A very useful post from Jade Blue about using student-generated visuals. This type of fun is actually justified: students’ comprehension and retention improves because they are engaged cognitively and affectively and have an opportunity to build new patterns between what they know and what they don’t. The post describes grammar-conceptualising activities, sentence-structure activities and idea sculptures – not only with pencils and paper, but also with Cuisenaire rods. I particularly like the illustrations – makes you want to start generating your own visuals right now!
Have you seen this great copy-editing quiz from the New York Times? It can work very well with any advanced students, including EAP and exam prep. I had a lot of fun with it myself, and, to be honest, finding that one error was not always easy! (And of course it should be timed.) It’s Quiz No.12, so there are a dozen of these for all your correction needs.
The Language Log describes the frequency illusion as a selective attention fallacy which happens when we come across a memorable word and then start seeing it everywhere (another name for the Baader-Meinhof phenomenon). There’s another side to it called the recency illusion, when we think that a word or phrase has come into use very recently, but in fact it may be much older.
It sounds fun, but can be quite counterproductive for linguists or teachers in a language classroom. I can’t but agree with the author: “Your impressions are simply not to be trusted; you have to check the facts.”
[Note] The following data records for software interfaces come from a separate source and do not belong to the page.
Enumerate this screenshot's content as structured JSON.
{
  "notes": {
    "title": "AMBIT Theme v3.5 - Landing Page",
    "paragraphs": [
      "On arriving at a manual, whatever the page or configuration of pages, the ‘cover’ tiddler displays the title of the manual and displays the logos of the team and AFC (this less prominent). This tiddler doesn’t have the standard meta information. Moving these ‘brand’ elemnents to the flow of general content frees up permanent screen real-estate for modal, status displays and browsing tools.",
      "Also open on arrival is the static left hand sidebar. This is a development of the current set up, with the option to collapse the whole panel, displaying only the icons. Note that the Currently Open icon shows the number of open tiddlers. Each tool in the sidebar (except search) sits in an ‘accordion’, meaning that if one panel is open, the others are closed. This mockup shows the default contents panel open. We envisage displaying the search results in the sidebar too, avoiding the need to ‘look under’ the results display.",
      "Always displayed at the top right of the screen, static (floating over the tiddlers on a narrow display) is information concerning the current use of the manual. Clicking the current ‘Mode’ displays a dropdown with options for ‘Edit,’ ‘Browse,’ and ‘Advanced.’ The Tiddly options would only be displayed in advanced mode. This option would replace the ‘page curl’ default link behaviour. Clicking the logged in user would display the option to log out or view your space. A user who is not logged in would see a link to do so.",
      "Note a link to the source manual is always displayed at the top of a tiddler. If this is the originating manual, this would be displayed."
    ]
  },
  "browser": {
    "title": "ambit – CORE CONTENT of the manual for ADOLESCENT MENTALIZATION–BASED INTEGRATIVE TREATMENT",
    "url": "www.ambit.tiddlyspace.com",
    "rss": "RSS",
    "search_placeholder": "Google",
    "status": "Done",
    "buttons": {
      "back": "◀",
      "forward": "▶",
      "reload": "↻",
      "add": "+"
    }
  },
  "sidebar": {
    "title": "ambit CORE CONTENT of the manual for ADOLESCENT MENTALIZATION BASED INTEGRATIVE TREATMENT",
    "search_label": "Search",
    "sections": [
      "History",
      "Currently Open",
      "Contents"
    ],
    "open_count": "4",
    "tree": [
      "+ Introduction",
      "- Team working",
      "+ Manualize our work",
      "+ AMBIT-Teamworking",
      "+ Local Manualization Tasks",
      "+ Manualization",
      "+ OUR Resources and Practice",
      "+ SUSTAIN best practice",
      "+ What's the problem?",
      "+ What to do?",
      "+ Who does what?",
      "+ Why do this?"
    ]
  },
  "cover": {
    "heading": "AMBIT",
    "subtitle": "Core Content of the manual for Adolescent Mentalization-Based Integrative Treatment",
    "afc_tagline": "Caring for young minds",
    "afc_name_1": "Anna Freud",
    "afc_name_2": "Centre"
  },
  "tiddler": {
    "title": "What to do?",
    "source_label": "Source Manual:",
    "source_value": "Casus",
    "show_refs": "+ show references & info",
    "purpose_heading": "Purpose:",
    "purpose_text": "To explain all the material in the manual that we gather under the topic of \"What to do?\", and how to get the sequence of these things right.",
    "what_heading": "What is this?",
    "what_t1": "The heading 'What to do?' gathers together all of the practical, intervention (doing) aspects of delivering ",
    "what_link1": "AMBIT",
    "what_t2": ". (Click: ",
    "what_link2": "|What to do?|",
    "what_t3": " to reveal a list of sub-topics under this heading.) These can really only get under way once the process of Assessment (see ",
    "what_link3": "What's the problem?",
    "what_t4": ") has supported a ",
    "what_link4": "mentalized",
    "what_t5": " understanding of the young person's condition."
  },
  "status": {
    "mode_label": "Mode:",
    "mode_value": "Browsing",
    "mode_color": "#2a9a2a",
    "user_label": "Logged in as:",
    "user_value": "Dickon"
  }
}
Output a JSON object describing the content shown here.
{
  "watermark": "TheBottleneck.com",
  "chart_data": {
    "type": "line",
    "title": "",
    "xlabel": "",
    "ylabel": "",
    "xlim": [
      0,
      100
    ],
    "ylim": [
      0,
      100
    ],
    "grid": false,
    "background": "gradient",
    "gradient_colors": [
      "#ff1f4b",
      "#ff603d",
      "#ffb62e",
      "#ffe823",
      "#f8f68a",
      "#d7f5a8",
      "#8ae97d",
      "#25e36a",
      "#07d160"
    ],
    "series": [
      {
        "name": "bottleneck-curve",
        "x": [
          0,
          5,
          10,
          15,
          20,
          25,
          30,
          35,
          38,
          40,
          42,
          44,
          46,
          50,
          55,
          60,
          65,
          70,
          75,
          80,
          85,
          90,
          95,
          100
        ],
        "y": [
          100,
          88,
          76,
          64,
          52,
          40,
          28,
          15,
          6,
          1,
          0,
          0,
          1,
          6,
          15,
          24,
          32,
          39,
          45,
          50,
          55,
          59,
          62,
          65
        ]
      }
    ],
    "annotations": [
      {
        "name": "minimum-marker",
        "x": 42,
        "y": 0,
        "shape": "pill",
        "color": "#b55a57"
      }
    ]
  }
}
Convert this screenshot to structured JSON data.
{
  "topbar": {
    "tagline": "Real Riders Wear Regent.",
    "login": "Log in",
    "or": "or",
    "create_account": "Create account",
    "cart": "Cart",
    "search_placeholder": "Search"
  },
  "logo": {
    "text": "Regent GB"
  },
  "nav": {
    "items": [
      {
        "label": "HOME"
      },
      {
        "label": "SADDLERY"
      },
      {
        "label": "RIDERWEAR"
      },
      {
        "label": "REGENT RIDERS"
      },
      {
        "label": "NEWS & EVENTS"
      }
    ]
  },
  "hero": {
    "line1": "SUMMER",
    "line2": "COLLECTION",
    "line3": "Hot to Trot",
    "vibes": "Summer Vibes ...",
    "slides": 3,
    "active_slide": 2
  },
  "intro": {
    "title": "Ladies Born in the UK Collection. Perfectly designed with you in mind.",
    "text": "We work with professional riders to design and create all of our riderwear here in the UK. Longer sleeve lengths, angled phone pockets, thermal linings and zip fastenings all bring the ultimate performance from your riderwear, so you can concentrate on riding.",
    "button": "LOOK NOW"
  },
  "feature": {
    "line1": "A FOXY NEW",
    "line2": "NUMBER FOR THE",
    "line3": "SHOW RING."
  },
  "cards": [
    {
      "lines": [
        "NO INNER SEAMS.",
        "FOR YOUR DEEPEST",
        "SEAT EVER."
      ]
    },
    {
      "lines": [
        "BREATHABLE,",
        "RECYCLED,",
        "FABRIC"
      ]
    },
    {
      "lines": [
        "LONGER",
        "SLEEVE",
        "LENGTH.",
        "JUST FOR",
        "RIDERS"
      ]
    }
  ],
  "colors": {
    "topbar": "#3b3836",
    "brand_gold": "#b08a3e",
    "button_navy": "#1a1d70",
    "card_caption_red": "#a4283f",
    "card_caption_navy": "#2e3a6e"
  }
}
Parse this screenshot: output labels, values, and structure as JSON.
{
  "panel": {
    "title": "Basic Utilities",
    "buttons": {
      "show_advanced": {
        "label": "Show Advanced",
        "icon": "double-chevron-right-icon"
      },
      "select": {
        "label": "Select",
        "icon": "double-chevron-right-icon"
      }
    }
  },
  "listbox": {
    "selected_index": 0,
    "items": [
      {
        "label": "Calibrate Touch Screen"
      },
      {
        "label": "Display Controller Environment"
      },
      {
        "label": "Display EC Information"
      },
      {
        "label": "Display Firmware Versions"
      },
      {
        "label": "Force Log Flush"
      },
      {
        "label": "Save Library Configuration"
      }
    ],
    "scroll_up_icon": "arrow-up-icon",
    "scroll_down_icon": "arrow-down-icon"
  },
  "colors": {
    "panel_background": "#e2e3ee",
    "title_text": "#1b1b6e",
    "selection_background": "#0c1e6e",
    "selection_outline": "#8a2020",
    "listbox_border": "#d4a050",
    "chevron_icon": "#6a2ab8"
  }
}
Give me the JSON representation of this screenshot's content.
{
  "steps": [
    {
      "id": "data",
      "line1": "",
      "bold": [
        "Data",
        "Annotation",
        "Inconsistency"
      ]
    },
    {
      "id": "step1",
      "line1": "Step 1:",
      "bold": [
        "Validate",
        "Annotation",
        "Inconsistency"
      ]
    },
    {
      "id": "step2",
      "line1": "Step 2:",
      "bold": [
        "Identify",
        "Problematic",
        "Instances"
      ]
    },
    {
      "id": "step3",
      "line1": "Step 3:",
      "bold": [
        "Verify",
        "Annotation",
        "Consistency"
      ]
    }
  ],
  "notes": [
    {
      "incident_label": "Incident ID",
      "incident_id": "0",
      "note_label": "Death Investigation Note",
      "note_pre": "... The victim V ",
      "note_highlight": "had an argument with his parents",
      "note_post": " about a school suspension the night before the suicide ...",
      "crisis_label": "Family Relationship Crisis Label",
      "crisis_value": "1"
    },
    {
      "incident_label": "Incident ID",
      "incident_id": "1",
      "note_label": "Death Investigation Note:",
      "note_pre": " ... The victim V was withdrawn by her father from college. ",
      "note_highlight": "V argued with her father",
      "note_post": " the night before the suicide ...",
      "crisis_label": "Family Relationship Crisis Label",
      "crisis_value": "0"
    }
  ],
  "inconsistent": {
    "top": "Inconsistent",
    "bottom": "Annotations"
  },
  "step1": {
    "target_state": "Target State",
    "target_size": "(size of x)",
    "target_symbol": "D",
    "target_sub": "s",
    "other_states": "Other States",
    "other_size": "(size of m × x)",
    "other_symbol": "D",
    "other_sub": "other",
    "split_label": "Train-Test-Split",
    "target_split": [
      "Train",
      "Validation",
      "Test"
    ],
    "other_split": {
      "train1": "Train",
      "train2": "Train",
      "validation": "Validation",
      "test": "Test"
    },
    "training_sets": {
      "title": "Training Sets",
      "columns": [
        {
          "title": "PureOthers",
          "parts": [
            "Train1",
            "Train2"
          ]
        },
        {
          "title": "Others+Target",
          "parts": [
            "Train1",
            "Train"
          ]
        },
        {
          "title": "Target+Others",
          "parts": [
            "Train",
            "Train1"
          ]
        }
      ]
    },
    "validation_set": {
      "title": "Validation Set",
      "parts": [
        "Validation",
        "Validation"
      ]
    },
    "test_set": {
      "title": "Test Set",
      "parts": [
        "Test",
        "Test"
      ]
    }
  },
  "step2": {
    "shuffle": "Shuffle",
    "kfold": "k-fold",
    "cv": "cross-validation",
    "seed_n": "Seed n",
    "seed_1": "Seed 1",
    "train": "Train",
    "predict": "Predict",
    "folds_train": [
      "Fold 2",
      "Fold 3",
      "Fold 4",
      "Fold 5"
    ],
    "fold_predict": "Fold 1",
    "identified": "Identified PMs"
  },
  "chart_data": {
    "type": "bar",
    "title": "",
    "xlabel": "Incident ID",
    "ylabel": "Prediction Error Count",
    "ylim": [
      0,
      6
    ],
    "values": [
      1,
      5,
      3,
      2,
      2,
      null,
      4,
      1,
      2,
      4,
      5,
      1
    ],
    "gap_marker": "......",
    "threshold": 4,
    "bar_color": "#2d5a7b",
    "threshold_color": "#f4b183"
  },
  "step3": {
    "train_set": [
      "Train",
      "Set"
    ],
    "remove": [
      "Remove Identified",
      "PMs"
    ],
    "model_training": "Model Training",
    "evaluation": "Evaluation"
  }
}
For a more humorous take on the frequency illusion, check out this recent post from the same website.
Have you read this article explaining how the memory of experts works? When people say that chess develops your brain or computer games build up your cognitive skills, they may be wrong at least about memorisation skills: as it turns out, experts are good at remembering things only from their own area of expertise. Because new items that we need to remember are associated with the ones we already know, it may be quite counterproductive to practise our ‘memory muscle’ just for the sake of practice.
So much for hoping that the more foreign languages we speak, the easier it will be to learn another! Unless they are really similar, I guess.
If you are wondering how to incorporate more recycling into your classroom, this post by Richard Byrne will provide you with a lot of app-related ideas. From VideoNotes to Flippity, there are exciting tools for every revision need. I’m not a big fan of tech for tech’s sake, but these look actually useful: you can save your time by creating visually attractive and repeatable quizzes, use pre-made flashcards, engage tired and bored students. Great choice!
Another great post by James Clear is about the unexpected positive effect of limits and constraints on learning. He describes several types of constraints you can build into your practice: time, resources and environment, and explains how each of them works. I have used time quite a lot: timing IELTS essays or reading, giving myself (or others) unrealistic deadlines. The equivalent of resource constraint in ELT could be vocabulary flashcards: for example, writing a story with the five random cards you’ve pulled out. What about constraints of the environment? I can only think of having lessons in a noisy cafe, with no whiteboard or no paper – any ideas?
Here is an inspirational post about paying attention to learners’ psychological needs. Some of the advice (e.g. keep healthy snacks for kids) is not applicable to some contexts, including mine, some should be taken with a grain of salt (praise as much as possible); however, there’s a useful reminder to get rid of visual clutter in the classroom, and the “2 x 10” strategy is a real gem. Not sure if Maslow goes before Bloom or after, but both are definitely important.